The Tourist


Florian Henckel von Donnersmarck follows up The Lives of Others (Das Leben der Anderen) with a breezy caper through Venice starring a couple of eminently watchable stars, Angelina Jolie and Johnny Depp. Depp plays Frank Tupelo, the tourist in question, who’s marked as a fall guy by sultry Elise Clifton-Ward, under orders from her lover and international criminal, Alexander Pierce. What follows is a case of mistaken identity as crooks and cops alike chase Frank through Venice.

I have read in interviews with von Donnersmarck that he wanted to follow up The Lives of Others with something a little more glossy and fun, and he has succeeded to a limited extent.Tourist, The The Tourist is obviously attempting to mimic the most accessible works of Hitchcock, with an innocent man on the run in the company of a beautiful and seductive woman (think North By Northwest or The 39 Steps), but this film never reaches such glorious heights. Part of the problem is that Jolie and Depp, whilst wonderful actors who work together well, never manage to spark off each other quite the way they should. Frank has his comedic moments, but is too thoughtful to really let loose, whilst Elise is busy being mysterious and aloof to enjoy herself. This means that neither of them speaks as much as they should, and the first half of the film can only rely on telling glances between the two for charisma.

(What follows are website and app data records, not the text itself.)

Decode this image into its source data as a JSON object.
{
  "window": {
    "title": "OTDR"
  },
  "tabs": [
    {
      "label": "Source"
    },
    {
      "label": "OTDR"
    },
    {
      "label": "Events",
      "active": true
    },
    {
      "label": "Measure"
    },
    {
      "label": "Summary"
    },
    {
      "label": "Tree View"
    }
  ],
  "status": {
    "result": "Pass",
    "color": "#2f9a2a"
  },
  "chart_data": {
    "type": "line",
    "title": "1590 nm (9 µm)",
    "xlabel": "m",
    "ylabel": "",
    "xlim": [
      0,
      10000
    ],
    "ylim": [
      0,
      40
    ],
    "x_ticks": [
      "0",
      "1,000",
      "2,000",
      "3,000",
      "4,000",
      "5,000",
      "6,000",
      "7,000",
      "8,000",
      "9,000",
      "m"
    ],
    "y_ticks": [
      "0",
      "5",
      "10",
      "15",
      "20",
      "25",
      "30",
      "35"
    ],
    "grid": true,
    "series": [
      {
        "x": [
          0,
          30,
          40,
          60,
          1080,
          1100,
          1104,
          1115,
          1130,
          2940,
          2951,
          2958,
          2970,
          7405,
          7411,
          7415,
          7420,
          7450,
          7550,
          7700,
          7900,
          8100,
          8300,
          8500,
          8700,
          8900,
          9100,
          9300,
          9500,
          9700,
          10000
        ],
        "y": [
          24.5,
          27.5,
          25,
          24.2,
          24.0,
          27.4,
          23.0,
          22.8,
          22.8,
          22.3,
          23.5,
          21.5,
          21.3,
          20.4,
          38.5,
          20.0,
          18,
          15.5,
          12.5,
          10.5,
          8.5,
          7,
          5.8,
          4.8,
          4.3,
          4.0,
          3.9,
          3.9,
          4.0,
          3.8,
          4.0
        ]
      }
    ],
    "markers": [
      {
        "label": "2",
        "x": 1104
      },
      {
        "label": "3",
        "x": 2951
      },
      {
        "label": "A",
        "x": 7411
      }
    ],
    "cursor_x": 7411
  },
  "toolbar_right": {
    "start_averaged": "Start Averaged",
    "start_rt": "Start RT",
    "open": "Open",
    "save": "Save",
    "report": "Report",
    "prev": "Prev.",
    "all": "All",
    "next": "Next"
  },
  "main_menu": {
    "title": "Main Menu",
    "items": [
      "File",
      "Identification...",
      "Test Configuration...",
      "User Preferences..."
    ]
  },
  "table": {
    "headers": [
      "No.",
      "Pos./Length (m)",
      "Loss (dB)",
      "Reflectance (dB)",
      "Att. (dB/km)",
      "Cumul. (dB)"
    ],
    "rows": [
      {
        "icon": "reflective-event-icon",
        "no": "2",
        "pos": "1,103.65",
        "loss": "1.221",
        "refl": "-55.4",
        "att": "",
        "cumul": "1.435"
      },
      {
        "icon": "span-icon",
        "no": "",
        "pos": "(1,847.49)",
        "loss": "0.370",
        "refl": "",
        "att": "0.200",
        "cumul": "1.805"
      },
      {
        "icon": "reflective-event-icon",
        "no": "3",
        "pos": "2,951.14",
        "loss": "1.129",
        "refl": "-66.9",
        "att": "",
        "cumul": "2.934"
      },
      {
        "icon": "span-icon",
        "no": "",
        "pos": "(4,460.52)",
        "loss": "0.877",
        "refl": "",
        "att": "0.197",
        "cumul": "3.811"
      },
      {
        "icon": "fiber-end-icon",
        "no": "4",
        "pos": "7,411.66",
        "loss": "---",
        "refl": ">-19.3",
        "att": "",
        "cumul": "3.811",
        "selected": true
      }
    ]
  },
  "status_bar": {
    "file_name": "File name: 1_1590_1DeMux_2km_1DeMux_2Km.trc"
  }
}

Also, the film has surprisingly few chase sequences. The ones that do feature (and make good use of Venice’s rooftops and canals) show potential but never succeed in escalating the tension- this is perhaps something that von Donnersmarck hasn’t had much experience directing. There are a couple of moments that betray the fact that this film has American studio interests at heart – firstly, we need a title to explain that we’re in Paris, France (you know, just in case those footpath cafes with people eating baguettes were actually in Texas), and secondly, the reading of a letter gets a corresponding voice over – twice (you know, just in case the audience forgot what happened ONLY FIVE MINUTES EARLIER).

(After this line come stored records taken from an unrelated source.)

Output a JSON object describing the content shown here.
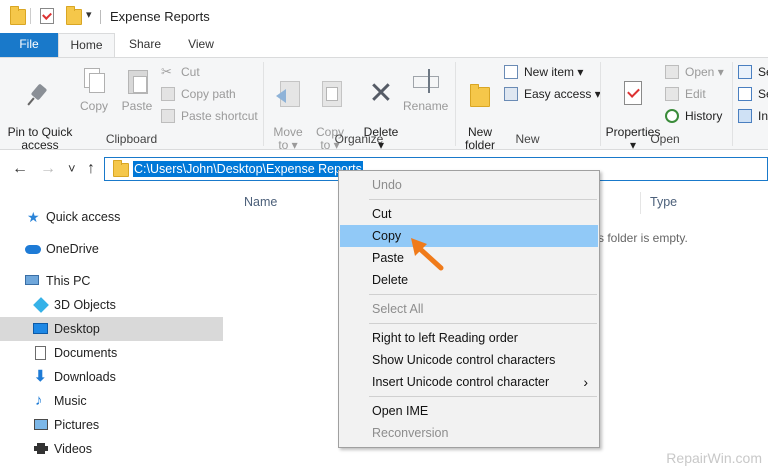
{
  "window": {
    "title": "Expense Reports"
  },
  "tabs": {
    "file": "File",
    "home": "Home",
    "share": "Share",
    "view": "View"
  },
  "ribbon": {
    "clipboard": {
      "label": "Clipboard",
      "pin": "Pin to Quick\naccess",
      "copy": "Copy",
      "paste": "Paste",
      "cut": "Cut",
      "copy_path": "Copy path",
      "paste_shortcut": "Paste shortcut"
    },
    "organize": {
      "label": "Organize",
      "move_to": "Move\nto ▾",
      "copy_to": "Copy\nto ▾",
      "delete": "Delete\n▾",
      "rename": "Rename"
    },
    "new": {
      "label": "New",
      "new_folder": "New\nfolder",
      "new_item": "New item ▾",
      "easy_access": "Easy access ▾"
    },
    "open": {
      "label": "Open",
      "properties": "Properties\n▾",
      "open": "Open ▾",
      "edit": "Edit",
      "history": "History"
    },
    "select": {
      "sel1": "Se",
      "sel2": "Se",
      "inv": "In"
    }
  },
  "address": {
    "path": "C:\\Users\\John\\Desktop\\Expense Reports"
  },
  "nav": {
    "back": "←",
    "forward": "→",
    "recent": "˅",
    "up": "↑",
    "items": [
      {
        "label": "Quick access"
      },
      {
        "label": "OneDrive"
      },
      {
        "label": "This PC"
      },
      {
        "label": "3D Objects"
      },
      {
        "label": "Desktop"
      },
      {
        "label": "Documents"
      },
      {
        "label": "Downloads"
      },
      {
        "label": "Music"
      },
      {
        "label": "Pictures"
      },
      {
        "label": "Videos"
      }
    ]
  },
  "content": {
    "col_name": "Name",
    "col_type": "Type",
    "empty": "s folder is empty."
  },
  "context_menu": {
    "undo": "Undo",
    "cut": "Cut",
    "copy": "Copy",
    "paste": "Paste",
    "delete": "Delete",
    "select_all": "Select All",
    "rtl": "Right to left Reading order",
    "show_unicode": "Show Unicode control characters",
    "insert_unicode": "Insert Unicode control character",
    "open_ime": "Open IME",
    "reconversion": "Reconversion",
    "submenu_arrow": "›"
  },
  "watermark": "RepairWin.com",
  "colors": {
    "accent": "#1979ca",
    "highlight": "#91c9f7",
    "selection": "#0078d7",
    "pointer": "#f07b1a"
  }
}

It’s a pity that Jolie’s mainstream films of late haven’t really flexed her acting muscles – she either gets to play hardcore action chick or classy sexy chick. It’s the latter in The Tourist, and it seems that no one’s interested in her repeating the level of skill she displayed in her Oscar-winning performance in 1999’s Girl, Interrupted. Such is the downside of making the big time, I guess – you’re no longer allowed to be a character actor. Depp is good, as always, though this would have to be one of his least interesting performances.

The Tourist (actually a remake of the French film Anthony Zimmer, though they hide this fact in the end credits) succeeds in being debonaire, lightweight fun, but never takes us anywhere particularly grand, excepting perhaps the excellent climactic scene. Despite all this, it is a film that might provide more on a second viewing, but I’m certainly not in a hurry to give it such a chance.

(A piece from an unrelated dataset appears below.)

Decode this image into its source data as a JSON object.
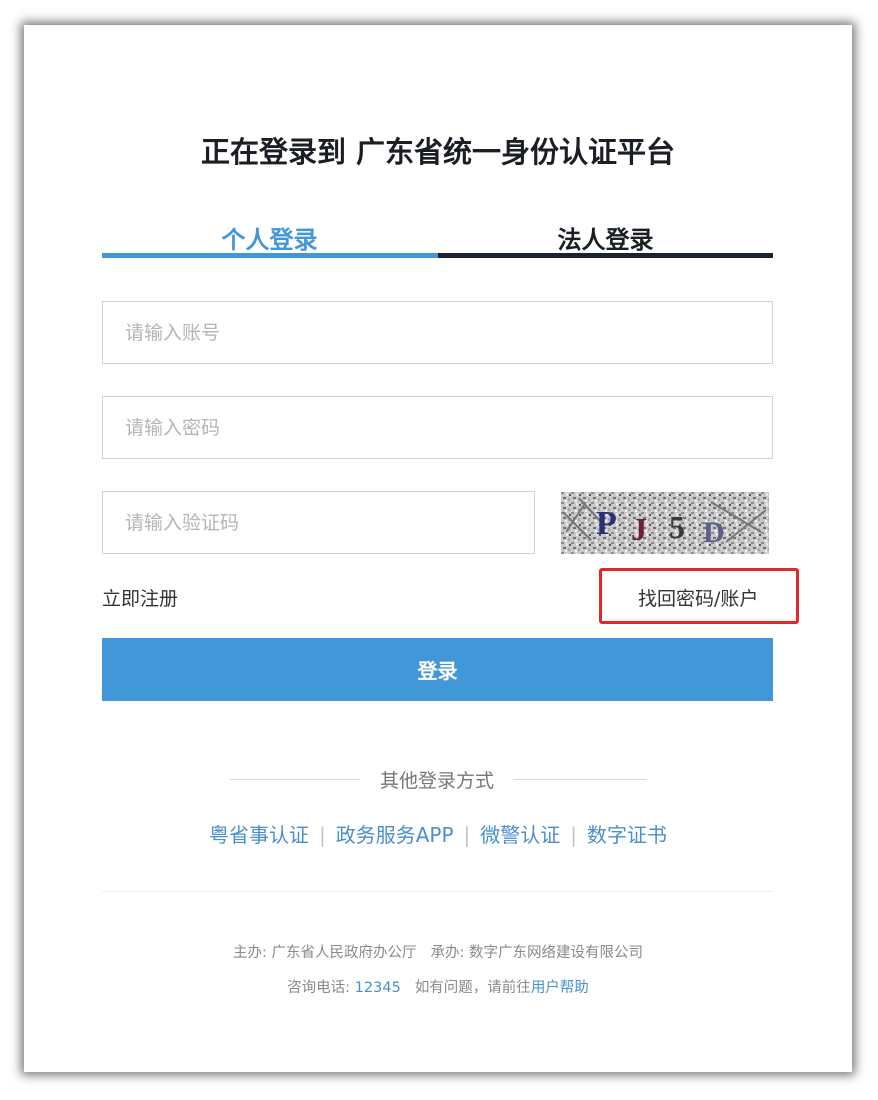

Rating: 3 stars
Review by Stuart Wilson, 10th January 2011
Hoopla Factor: 3 stars

The King's Speech Raging Phoenix